Step 10 - Let sit over night to cure, eat dinner, look at ar15.com, go out, have sex, becasue you can't do anything untill the next morning.

Step 11 - disassemble the reciever halfs like you normally would, you might need to tap the recievers with a rubber mallet to break free any thing that stuck.

Now, when you take everythign apart you should have a custom fitted epoxy bedded reciver.

Just clean it off with acetone and replace all the parts you took off in step 1, and you're reready to go.

How is this better then an AccuWedge? Well, by doing it this way its custom fitted epoxy bedding, and is cheap if not free if you already have the supplies.

This may not work for everybody, but it did wonders for my accuracy and reciever rattle.

The Cheat

Edited bekauze I kan't Spell
Link Posted: 9/3/2003 11:34:51 AM EDT
I applaude your ingenuity but I think I'd rather just spend $2 on an Accu-Wedge and be done with it [:)]
Link Posted: 9/3/2003 2:37:06 PM EDT
I'll stick with the accuwedge too, but that’s an interesting way of making a permanent one. I once had an upper that had a LOT of side-to-side play that the accuwedge just wouldn’t fix. I drilled a small hole in the rear take-down pin block of the upper receiver, threaded it and inserted an allen-head set screw. I could back the screw in or out to adjust the fit between the receivers.
Link Posted: 9/4/2003 6:35:34 PM EDT
Thinking about what you did. You basically bedded the action, which has been done to accurize long guns for many years now. I have done it to several and have always been amazed at the difference it makes. But, by bedding the action, I think you are taking away one of the finer points of owning an AR style rifle. That is, upper interchangability. I believe that by bedding your action, you will not be able to easily fit another upper in its place without removing some of the bedding material, which defeats the original intent.

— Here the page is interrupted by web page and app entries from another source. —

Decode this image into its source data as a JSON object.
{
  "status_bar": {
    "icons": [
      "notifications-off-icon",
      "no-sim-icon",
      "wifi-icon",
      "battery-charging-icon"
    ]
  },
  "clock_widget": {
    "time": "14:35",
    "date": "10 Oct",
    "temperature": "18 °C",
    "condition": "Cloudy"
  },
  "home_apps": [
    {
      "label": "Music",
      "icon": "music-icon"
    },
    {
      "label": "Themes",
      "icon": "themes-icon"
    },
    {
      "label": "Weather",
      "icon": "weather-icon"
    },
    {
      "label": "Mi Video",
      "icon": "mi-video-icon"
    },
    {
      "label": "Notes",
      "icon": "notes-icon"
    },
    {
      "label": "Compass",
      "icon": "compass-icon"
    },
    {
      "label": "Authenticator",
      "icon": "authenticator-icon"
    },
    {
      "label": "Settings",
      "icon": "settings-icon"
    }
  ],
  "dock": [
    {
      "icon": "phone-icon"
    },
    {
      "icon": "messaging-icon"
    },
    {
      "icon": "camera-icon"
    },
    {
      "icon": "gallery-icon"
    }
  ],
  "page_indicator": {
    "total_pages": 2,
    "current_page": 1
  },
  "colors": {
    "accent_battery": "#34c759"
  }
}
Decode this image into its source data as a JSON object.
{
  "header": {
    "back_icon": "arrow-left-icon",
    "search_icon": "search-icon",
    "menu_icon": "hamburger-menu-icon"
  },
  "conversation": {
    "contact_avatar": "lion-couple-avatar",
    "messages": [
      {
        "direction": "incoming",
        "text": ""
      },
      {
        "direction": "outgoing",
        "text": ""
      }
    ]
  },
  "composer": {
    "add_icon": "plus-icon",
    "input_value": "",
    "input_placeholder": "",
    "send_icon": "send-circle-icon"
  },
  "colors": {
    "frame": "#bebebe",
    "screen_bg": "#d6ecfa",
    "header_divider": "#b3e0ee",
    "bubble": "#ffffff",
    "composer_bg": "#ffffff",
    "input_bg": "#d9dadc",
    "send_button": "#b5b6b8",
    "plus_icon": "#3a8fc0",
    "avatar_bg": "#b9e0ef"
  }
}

Let us know if this bedding has become a problem in swapping out uppers.
Top Top